close off = clothes off
new direction = nude erection
come = cum
7. Stimulate Visualization
When you tell somebody not to
think of an old gnome, not to
imagine his red pointed cap, not to
think of his long white beard, nor of
his high boots and typical duds, …
What happens ? He inevitably
thinks of a gnome anyway. To
understand what you are saying,
the listener has no choice but to
create in his mind some
representation of an old gnome.
A handy way to make your
listener think about or imagine
something, is to tell them
* not to think about it
* that there’s no such thing as …
* It is impossible to imagine …
Always remember: Whatever you
describe, your listener will
The more sensory details you
include (colors, sounds, smells,
feelings, tastes, …), the stronger
his response will be.
Use vivid descriptions to allow your
listener to feel as if he is directly
experiencing what you describe,
with all the emotions that follow
from that experience : When you
talk about a beach, don’t just refer
to it as “a beach”, but tell how you
walked up a hill and suddenly
spotted this pure strip of land,
hidden between two dunes, where
the light blue water glittered
between the sun, with the softly
murmuring wide ocean caressing
the white sandy shore below you in
an eternally repeated leisurely
rising and falling flow of its white
8. Practice Anchoring
Emotions are associative; they get linked to particular stimuli, which
can later revive that emotion, even if there’s no logical connection
between the stimulus itself and the emotion.
Lots of people react very emotionally to certain old songs, because
they automatically connect these songs to a special moment in their

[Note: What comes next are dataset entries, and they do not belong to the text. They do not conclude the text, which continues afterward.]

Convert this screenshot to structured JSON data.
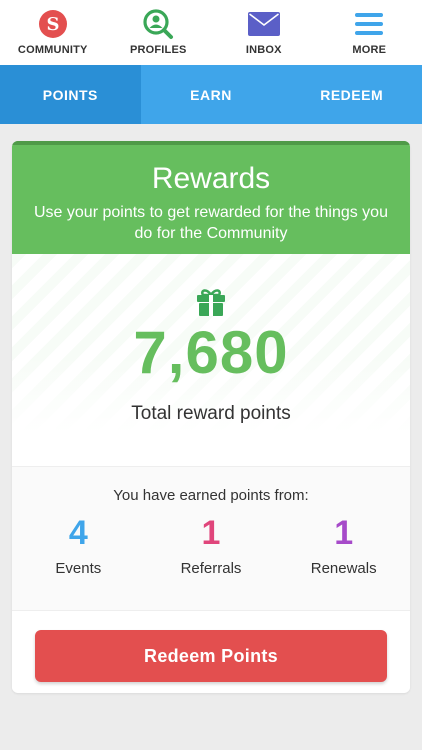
{
  "topnav": {
    "items": [
      {
        "label": "COMMUNITY",
        "icon": "community-logo-icon",
        "color": "#e34f4f"
      },
      {
        "label": "PROFILES",
        "icon": "profile-search-icon",
        "color": "#3aa757"
      },
      {
        "label": "INBOX",
        "icon": "envelope-icon",
        "color": "#5b5fc7"
      },
      {
        "label": "MORE",
        "icon": "hamburger-menu-icon",
        "color": "#3fa5ea"
      }
    ]
  },
  "tabs": {
    "items": [
      {
        "label": "POINTS",
        "active": true
      },
      {
        "label": "EARN",
        "active": false
      },
      {
        "label": "REDEEM",
        "active": false
      }
    ]
  },
  "rewards": {
    "title": "Rewards",
    "subtitle": "Use your points to get rewarded for the things you do for the Community",
    "icon": "gift-icon",
    "points": "7,680",
    "points_label": "Total reward points"
  },
  "earned": {
    "title": "You have earned points from:",
    "stats": [
      {
        "value": "4",
        "label": "Events",
        "color": "#3fa5ea"
      },
      {
        "value": "1",
        "label": "Referrals",
        "color": "#e0457b"
      },
      {
        "value": "1",
        "label": "Renewals",
        "color": "#a64ac9"
      }
    ]
  },
  "redeem_button": {
    "label": "Redeem Points"
  },
  "colors": {
    "accent_green": "#66be5e",
    "tab_blue": "#3fa5ea",
    "button_red": "#e34f4f"
  }
}
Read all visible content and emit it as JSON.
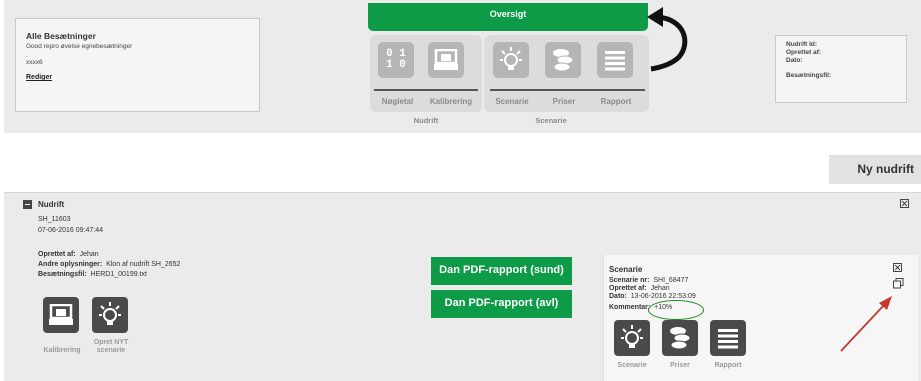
{
  "summary": {
    "title": "Alle Besætninger",
    "subtitle": "Good repro øvelse egnebesætninger",
    "dot": ".",
    "code": "xxxx6",
    "edit_link": "Rediger"
  },
  "meta": {
    "nudrift_id": "Nudrift Id:",
    "oprettet_af": "Oprettet af:",
    "dato": "Dato:",
    "besaetningsfil": "Besætningsfil:"
  },
  "nav": {
    "oversigt": "Oversigt",
    "tiles": [
      {
        "label": "Nøgletal",
        "icon": "binary-data-icon"
      },
      {
        "label": "Kalibrering",
        "icon": "monitor-tray-icon"
      },
      {
        "label": "Scenarie",
        "icon": "lightbulb-icon"
      },
      {
        "label": "Priser",
        "icon": "coins-icon"
      },
      {
        "label": "Rapport",
        "icon": "report-lines-icon"
      }
    ],
    "groups": [
      "Nudrift",
      "Scenarie"
    ],
    "binary_top": "0 1",
    "binary_bottom": "1 0"
  },
  "new_button": "Ny nudrift",
  "nudrift": {
    "heading": "Nudrift",
    "id": "SH_11603",
    "datetime": "07-06-2016 09:47:44",
    "oprettet_label": "Oprettet af:",
    "oprettet_value": "Jehan",
    "andre_label": "Andre oplysninger:",
    "andre_value": "Klon af nudrift SH_2652",
    "fil_label": "Besætningsfil:",
    "fil_value": "HERD1_00199.txt",
    "actions": [
      "Kalibrering",
      "Opret NYT scenarie"
    ]
  },
  "pdf_buttons": [
    "Dan PDF-rapport (sund)",
    "Dan PDF-rapport (avl)"
  ],
  "scenario": {
    "heading": "Scenarie",
    "nr_label": "Scenarie nr:",
    "nr_value": "SHI_68477",
    "oprettet_label": "Oprettet af:",
    "oprettet_value": "Jehan",
    "dato_label": "Dato:",
    "dato_value": "13-06-2016 22:53:09",
    "kommentar_label": "Kommentar:",
    "kommentar_value": "+10%",
    "actions": [
      "Scenarie",
      "Priser",
      "Rapport"
    ]
  },
  "colors": {
    "green": "#0e9b47",
    "tile_gray": "#b5b5b5",
    "dark_tile": "#4a4a4a",
    "annotation_red": "#c0392b"
  }
}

life. There are places, sounds, … that make us feel very good or
sad, depending on which experiences we associate them with. If
you had a truly positive experience with an Italian girl many years
ago, you may suddenly realize that you have become a lover of all
things Italian and maybe not even be able to remember or explain
In exactly the same way, you can “anchor” strong emotions, that is:
mark them and in this way link them to a touch, to a specific motion,
to a painting, to the starlit sky … in fact, to anything at all.
The stronger the emotion felt when the anchor is set,
the stronger the response will be when the anchor is
The more special and specific the anchor, the longer it
will retain its function.
Remember Jung’s Archetypes? People share a number of inner images. Some are universal, most
however culturally determined. The trigger words that activate these images are nowadays called:
When talking to women for instance, chances are you trigger a few emotions when using these
angels, the true nature, finding the One feelings that bridge time,
sacred, bigger whole the other half more, deeper,
magic, wholeness, things that are meant to be, surrender = give in to
fairy tales, universal bond, realization cycle something overwhelming,
princess, signs, harmony, peace, all-enveloping emotion,
goddess, destiny, fate, safety, emotional growth, grow,
paranormal experiences, serendipity, protection, learn
the inner voice, be in touch with her path, sharing, reaching deeper levels,
the inner self, true passion, trust enhance,
the pure soul, be connected calm ocean beauty,
biorhythm, connection with self, safe harbor adoration,
it feels as if I loved you before I met you, as if I love you since the dawn of mankind,
as if I have always loved only you, I will love you as long as I live … and more,
as if I have been searching for you all my life
Just imagine feeling more intensely than ever before, feel this sense of overwhelming, irresistible
passion… and then realize you can feel completely one with yourself, with the universe … and even
Subliminal Magic Writing
Use the same techniques when writing about yourself.
In your texts and stories:
1. Be a winner :
2. Have others name you, or name
yourself over and over again as :
a. The one they trust,
b. The (only) one that can
satisfy their desire, need,
c. Healthy, handsome,
smart, tender, protective,
3. Make them repeat :
I want, need, desire …
4. Include specific positive
information about yourself :
b. Things you are good at
5. Refer to previous periods of
wellbeing, happiness, success